**TASK DIRECTIONS**. Go line by line through the entries below and copy those containing the string "Trumpet".

**RAW DATA**.
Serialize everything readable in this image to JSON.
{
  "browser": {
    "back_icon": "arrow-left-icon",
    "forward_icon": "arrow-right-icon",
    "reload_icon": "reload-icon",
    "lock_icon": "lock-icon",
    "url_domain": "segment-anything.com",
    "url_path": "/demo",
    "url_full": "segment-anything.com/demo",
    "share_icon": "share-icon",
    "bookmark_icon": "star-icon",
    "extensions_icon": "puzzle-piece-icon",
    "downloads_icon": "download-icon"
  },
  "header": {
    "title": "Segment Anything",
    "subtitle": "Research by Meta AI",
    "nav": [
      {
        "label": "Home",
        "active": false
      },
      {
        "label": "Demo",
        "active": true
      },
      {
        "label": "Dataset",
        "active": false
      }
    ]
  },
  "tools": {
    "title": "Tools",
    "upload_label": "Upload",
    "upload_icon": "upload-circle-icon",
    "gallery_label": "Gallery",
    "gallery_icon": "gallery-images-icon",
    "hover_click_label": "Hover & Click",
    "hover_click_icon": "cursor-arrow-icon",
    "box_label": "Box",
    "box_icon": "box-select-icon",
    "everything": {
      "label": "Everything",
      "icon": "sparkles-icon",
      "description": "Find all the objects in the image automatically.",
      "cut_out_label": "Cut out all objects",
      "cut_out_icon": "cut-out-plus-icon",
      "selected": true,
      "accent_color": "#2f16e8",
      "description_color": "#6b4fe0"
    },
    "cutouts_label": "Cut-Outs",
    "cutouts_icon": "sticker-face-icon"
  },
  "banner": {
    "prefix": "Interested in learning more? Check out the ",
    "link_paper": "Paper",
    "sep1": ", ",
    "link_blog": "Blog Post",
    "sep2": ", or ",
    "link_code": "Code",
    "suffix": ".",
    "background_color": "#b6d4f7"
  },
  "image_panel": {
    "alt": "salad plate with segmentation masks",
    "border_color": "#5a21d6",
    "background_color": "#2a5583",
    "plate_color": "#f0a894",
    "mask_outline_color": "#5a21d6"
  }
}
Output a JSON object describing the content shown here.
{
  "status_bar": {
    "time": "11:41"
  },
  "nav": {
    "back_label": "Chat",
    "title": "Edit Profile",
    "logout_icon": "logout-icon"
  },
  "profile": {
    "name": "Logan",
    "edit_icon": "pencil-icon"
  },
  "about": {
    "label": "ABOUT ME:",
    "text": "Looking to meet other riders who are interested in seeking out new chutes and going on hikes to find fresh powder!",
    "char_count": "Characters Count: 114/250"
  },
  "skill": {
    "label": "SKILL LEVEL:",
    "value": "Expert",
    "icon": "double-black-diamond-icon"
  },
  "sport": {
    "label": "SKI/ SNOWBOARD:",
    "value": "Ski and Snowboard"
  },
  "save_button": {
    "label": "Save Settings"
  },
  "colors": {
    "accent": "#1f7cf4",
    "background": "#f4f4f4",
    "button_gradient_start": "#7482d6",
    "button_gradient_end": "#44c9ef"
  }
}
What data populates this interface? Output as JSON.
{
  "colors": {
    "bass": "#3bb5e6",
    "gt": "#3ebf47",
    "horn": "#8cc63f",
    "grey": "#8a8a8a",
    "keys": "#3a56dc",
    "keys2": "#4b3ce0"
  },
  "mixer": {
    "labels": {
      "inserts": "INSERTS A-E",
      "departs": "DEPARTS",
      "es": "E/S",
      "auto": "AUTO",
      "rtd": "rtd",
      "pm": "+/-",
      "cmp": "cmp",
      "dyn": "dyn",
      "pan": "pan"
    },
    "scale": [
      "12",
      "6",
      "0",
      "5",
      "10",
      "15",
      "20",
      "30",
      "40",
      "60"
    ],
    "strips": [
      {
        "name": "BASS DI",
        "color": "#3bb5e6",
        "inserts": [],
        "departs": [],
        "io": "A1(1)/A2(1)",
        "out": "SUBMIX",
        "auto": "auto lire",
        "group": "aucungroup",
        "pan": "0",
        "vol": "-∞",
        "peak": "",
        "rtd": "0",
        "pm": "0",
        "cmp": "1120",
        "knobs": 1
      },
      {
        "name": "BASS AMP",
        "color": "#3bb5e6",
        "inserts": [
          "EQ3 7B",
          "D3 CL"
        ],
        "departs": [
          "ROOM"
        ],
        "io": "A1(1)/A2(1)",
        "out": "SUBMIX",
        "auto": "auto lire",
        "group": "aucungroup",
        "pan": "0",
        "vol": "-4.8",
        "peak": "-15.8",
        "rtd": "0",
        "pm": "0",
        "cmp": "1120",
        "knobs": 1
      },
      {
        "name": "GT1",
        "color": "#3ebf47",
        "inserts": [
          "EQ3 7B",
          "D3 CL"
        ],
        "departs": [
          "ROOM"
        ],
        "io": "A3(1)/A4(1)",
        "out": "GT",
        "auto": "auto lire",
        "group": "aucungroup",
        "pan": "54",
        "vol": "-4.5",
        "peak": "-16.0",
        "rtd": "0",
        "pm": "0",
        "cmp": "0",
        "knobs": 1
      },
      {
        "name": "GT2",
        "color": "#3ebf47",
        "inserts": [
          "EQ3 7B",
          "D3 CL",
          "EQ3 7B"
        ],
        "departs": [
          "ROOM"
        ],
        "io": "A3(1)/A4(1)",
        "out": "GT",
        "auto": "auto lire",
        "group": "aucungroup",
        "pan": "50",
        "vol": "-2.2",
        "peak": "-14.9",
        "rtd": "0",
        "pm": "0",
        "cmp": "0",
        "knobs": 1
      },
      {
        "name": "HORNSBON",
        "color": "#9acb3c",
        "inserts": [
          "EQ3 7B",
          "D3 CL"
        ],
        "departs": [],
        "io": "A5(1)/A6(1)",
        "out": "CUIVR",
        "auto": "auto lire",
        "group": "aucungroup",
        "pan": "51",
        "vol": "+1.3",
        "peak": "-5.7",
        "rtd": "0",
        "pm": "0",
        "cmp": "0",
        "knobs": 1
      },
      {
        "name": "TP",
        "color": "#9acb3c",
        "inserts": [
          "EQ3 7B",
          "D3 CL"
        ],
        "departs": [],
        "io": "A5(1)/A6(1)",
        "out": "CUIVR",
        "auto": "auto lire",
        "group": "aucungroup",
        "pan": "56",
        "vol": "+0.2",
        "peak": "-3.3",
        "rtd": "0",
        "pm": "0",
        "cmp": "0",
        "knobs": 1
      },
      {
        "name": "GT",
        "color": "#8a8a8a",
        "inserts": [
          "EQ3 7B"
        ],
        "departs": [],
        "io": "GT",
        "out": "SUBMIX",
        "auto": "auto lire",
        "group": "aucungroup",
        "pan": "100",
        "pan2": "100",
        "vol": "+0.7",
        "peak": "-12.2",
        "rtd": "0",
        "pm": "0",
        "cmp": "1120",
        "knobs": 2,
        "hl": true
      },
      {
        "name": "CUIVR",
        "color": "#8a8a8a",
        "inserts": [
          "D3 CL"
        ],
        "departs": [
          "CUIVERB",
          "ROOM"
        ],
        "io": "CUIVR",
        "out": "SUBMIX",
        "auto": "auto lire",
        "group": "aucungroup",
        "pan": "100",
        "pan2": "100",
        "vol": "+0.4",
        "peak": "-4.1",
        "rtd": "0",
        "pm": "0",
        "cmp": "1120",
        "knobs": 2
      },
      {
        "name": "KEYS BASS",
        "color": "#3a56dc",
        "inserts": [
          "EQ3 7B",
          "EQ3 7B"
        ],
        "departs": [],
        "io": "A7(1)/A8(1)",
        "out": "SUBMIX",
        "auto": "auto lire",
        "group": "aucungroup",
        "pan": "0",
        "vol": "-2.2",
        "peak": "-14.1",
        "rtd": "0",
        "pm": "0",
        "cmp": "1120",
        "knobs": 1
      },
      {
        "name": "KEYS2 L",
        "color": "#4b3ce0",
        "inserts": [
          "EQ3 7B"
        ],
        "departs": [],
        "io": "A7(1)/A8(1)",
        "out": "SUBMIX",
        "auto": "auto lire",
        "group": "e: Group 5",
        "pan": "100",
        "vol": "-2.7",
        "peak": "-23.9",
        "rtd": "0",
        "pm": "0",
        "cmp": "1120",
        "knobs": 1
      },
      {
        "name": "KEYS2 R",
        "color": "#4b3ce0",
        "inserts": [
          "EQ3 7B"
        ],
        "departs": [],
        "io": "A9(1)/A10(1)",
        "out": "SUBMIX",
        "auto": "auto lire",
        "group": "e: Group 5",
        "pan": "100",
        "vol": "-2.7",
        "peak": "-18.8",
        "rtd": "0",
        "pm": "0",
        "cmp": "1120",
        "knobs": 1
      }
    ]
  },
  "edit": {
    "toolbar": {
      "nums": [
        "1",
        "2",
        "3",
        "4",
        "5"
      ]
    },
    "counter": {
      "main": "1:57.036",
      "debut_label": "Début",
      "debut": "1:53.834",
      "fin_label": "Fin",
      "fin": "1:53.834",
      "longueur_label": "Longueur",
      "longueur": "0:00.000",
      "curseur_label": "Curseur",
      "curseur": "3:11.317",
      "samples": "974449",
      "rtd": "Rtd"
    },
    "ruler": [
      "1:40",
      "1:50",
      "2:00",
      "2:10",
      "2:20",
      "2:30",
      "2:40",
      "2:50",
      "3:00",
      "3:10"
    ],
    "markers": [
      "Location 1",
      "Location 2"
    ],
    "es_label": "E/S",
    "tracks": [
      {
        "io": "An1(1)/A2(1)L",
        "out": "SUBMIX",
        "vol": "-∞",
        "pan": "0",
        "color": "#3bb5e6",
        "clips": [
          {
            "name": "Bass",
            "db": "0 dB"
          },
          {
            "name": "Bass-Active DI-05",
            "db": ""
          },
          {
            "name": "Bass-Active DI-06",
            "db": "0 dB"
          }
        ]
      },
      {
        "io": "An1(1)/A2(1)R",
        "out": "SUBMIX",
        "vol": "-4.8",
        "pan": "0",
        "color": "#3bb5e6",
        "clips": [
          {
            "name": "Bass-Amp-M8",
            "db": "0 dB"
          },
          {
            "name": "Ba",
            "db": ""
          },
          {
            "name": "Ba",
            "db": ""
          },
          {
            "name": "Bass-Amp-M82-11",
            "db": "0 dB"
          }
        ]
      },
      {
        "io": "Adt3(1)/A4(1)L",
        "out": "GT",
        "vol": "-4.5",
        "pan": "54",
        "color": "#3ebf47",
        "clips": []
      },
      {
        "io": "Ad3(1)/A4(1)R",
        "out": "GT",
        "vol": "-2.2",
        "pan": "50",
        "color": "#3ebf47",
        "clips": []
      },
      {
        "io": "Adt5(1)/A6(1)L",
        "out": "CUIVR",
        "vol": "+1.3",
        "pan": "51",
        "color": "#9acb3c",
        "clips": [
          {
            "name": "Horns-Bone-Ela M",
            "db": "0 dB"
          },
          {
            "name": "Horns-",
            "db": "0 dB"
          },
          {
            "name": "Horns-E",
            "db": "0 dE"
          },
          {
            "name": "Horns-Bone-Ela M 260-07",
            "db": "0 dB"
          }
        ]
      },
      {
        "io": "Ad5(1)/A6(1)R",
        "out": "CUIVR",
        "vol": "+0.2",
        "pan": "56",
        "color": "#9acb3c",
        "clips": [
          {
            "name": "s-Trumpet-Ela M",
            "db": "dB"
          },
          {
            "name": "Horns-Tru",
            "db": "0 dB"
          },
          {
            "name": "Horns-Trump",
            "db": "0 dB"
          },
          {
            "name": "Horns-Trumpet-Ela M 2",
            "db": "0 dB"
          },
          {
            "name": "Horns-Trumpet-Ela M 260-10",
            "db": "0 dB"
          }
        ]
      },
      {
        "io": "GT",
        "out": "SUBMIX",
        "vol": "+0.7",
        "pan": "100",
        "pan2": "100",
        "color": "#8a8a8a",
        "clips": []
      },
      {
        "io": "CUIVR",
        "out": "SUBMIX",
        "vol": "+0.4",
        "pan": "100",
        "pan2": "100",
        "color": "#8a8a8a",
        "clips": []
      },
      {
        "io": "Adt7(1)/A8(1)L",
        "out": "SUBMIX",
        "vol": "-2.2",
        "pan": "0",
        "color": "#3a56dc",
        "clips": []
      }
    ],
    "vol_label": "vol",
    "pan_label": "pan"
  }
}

**ANSWER SECTION**.
            "name": "s-Trumpet-Ela M",
            "name": "Horns-Trumpet-Ela M 2",
            "name": "Horns-Trumpet-Ela M 260-10",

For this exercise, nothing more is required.